“I did lose sleep,” said Amir, who has been running the account for 12 years. “I’ve never seen anything like this.”
Incidentally, Swift has been fairly straightforward in her previews of “Midnights,” revealing the tracks without a word scramble puzzle as she did last year for her rerecorded “Red (Taylor’s Version).” She has posted short video explanations for the stories behind certain songs — including the first single, “Anti-Hero,” a track that she said explores her insecurities — and billboards with snippets of her new lyrics have been cropping up all over the world. She also announced a collaboration with Lana Del Rey called “Snow on the Beach.”
And still — Swift’s followers have been joking about being driven into madness by posts revealing the “Midnights” tracks, trying to figure out whether the handheld phone in the videos has a particular meaning and analyzing her clothes. In the TikTok where Swift announced that one track is called “Bejeweled,” fans noted she’s dressed in the same sweater as actress Sadie Sink in her “All Too Well” short film, which includes a lyric about Swift being a “jewel.” Could those things be connected?!
If you’re exhausted just thinking about it, you have nothing on the fans who will be staying up all night on Oct. 21 thinking about all that and more.
“It’s a two-way street, and you don’t get that with other artists,” Amir said. “For somebody at that level of success and level of fame to still stay connected and drop these theories and be interactive in the game with us — that’s what makes it so interesting.”
As the fervor has built even more, particularly with Swift’s surprise album drops “Folklore” and “Evermore” during the pandemic, frustration has come with it.
Sometimes it evolved into inside jokes within the fandom, such as a 2019 post from the pop star sitting behind a fence with five holes in it, an ultimately meaningless photo that some thought was leading to a countdown. In such instances, Amir said, fans are often good-humored and acknowledge “we’re literally being clowned.” Other times, people refused to accept that theories weren’t true, like the popular guess that Swift had a third pandemic album titled “Woodvale.” (Swift personally debunked this in a TV interview, but some are still true believers.)
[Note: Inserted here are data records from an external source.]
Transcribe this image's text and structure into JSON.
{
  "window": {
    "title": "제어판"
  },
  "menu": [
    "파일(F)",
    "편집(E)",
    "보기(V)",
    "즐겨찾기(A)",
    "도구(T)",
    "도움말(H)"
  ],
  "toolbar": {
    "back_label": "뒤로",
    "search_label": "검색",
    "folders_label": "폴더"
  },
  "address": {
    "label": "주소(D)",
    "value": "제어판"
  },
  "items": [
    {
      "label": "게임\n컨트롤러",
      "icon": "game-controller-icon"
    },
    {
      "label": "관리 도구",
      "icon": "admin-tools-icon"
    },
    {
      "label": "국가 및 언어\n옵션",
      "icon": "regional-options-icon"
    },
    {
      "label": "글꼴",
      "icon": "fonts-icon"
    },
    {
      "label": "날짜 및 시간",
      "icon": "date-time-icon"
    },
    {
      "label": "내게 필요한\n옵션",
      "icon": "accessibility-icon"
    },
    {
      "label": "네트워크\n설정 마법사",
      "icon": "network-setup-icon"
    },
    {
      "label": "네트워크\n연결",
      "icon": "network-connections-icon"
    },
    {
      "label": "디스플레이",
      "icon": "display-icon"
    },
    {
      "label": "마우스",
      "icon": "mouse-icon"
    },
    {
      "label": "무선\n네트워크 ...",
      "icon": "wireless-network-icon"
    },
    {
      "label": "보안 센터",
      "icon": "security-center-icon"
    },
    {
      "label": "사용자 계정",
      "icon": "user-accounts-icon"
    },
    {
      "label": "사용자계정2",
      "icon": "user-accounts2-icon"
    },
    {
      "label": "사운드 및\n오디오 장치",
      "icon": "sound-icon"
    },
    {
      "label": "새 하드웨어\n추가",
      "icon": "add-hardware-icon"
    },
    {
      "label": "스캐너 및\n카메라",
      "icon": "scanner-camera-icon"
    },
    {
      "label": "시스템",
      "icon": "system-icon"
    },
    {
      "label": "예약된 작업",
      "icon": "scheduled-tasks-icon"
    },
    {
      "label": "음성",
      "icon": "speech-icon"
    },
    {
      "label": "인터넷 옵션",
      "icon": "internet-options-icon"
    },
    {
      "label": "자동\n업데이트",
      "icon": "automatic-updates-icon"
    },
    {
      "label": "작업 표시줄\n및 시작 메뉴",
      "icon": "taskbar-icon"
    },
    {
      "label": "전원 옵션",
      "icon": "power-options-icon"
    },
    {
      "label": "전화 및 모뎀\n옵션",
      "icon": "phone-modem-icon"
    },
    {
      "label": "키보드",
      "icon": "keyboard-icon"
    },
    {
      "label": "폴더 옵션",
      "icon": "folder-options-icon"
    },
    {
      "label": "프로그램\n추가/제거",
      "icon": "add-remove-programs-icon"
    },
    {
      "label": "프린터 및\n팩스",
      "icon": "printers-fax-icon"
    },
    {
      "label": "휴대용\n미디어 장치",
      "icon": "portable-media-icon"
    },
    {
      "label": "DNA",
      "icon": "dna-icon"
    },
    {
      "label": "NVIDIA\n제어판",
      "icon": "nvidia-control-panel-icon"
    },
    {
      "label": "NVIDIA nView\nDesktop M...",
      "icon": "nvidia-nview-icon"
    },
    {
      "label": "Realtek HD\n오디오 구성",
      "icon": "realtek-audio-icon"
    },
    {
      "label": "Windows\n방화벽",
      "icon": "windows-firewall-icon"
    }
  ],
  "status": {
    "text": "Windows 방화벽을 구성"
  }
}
Spanos recently wrote a piece for Rolling Stone about a widespread theory that Swift scrapped an album titled “Karma” that was recorded in 2016. She was surprised that while many fans thought it was fun speculation, some were upset, and felt that heated debates over such things “feed into the worst parts of the fandom.”
Some pointed out that certain fans can take things to the extreme, but many don’t take the theories too seriously, using them as a way to build excitement. Other singers have employed similar guessing games, Spanos said, but “no one is doing it as detailed or in-depth — and no one is on the level of Taylor.”